# Work to complete
Copy each line of the records below that mentions the word "blue".
====== Excerpted records
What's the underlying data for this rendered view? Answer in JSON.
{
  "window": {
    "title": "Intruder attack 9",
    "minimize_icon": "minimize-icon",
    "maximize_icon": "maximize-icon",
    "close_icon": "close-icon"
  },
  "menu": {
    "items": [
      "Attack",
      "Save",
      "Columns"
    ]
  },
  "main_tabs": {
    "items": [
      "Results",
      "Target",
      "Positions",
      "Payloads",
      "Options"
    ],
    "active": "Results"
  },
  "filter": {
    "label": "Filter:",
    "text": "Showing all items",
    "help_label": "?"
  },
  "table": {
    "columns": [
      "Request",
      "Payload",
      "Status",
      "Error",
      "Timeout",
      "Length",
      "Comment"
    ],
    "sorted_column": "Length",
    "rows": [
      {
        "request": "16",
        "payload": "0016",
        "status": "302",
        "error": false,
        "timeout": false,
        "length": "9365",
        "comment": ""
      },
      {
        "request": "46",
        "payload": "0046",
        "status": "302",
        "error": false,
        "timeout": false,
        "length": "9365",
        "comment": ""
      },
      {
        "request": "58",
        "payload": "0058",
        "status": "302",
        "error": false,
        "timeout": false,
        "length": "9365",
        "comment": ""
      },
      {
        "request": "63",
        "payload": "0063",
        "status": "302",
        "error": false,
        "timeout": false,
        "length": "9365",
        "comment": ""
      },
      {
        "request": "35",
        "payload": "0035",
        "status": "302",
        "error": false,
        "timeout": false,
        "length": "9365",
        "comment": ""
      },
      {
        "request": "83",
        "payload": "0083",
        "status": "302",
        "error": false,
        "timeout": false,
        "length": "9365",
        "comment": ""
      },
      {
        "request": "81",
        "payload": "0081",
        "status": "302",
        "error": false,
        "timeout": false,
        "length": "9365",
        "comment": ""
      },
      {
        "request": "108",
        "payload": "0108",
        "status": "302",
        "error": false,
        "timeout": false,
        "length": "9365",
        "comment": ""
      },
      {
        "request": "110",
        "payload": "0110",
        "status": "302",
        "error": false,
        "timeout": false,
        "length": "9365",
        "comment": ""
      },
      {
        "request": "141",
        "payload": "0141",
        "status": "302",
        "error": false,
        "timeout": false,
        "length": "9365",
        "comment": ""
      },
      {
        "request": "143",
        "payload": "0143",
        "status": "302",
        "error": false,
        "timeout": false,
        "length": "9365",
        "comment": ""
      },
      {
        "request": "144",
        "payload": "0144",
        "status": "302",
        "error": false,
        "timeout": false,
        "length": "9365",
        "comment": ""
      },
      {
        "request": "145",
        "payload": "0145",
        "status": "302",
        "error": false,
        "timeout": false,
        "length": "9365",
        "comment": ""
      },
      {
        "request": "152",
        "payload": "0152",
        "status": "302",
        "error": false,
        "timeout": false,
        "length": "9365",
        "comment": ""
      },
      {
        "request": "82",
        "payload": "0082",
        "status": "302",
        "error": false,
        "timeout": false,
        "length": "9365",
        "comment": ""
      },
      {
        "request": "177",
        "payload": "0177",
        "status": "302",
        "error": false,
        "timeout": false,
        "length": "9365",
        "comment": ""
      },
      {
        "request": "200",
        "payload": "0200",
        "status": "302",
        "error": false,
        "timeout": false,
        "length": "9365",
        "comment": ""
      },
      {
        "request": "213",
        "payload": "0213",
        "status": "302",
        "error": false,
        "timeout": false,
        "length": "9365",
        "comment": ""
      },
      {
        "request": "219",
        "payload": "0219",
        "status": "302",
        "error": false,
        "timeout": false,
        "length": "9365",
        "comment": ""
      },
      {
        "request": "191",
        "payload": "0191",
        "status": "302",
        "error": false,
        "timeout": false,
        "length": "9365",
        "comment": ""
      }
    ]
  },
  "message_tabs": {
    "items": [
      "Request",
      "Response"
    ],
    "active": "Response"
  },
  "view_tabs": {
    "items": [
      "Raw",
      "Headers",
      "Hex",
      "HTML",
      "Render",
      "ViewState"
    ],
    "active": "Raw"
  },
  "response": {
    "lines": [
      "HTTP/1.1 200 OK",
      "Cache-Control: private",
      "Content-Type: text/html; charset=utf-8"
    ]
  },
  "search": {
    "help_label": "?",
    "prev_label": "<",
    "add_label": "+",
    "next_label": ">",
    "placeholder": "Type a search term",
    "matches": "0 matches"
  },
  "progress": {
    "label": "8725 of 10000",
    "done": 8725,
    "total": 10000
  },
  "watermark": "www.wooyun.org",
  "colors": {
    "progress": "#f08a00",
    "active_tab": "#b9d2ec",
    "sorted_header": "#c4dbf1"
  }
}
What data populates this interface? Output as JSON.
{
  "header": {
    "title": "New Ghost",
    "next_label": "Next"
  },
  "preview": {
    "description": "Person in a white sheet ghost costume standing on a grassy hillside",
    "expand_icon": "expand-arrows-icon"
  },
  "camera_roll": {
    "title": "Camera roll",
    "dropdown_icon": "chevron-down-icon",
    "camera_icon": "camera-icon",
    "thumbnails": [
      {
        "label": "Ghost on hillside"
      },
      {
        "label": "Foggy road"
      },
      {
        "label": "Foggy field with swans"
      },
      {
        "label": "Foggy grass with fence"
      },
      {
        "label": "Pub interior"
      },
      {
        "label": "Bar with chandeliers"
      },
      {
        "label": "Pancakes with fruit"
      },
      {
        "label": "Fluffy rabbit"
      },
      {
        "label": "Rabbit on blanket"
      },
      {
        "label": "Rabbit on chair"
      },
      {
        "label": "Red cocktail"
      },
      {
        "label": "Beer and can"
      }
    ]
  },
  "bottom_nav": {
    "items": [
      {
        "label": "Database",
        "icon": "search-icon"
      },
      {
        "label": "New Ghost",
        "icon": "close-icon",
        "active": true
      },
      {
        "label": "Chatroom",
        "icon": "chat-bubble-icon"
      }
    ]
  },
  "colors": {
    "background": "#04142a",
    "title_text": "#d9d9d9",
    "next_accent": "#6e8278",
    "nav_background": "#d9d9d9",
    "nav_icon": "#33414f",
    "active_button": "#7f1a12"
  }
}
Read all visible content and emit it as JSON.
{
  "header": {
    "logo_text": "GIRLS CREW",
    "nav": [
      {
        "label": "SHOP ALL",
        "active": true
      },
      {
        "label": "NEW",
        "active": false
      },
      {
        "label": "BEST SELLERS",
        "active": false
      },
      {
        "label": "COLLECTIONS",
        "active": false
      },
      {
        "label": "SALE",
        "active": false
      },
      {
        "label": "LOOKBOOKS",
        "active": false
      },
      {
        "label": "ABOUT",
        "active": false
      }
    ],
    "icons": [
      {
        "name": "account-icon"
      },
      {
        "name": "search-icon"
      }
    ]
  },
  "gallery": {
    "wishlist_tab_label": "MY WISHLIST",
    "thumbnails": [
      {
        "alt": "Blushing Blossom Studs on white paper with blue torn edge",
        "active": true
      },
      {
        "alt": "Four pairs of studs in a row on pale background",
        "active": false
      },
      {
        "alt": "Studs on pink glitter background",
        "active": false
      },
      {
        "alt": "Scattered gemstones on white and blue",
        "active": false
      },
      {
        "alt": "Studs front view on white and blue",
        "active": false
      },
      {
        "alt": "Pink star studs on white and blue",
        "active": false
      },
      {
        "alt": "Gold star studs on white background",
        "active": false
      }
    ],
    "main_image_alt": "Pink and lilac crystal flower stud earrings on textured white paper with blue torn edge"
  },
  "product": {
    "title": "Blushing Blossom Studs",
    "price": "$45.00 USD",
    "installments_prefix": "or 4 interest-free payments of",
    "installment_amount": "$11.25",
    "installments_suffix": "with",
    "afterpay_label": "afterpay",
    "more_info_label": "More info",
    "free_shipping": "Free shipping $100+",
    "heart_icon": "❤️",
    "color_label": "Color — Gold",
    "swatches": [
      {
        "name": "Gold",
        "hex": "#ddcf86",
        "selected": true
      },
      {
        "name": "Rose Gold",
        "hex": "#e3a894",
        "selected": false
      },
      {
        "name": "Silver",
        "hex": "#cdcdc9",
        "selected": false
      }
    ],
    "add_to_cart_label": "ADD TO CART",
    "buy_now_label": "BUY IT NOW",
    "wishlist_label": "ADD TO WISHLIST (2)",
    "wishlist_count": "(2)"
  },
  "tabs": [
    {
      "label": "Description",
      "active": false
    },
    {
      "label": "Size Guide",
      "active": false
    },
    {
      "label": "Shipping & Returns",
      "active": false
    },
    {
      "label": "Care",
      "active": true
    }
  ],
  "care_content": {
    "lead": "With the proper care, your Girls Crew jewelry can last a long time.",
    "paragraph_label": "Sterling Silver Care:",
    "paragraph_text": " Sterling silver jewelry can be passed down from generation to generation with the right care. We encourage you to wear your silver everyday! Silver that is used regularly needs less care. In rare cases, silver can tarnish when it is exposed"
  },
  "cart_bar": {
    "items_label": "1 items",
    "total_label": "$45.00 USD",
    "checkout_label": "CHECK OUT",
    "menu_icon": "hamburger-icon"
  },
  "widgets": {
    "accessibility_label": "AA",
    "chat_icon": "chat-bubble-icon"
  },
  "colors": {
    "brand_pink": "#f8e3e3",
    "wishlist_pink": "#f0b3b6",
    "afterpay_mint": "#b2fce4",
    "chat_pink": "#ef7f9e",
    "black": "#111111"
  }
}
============
# Task output
        "alt": "Blushing Blossom Studs on white paper with blue torn edge",
        "alt": "Scattered gemstones on white and blue",
        "alt": "Studs front view on white and blue",
        "alt": "Pink star studs on white and blue",
    "main_image_alt": "Pink and lilac crystal flower stud earrings on textured white paper with blue torn edge"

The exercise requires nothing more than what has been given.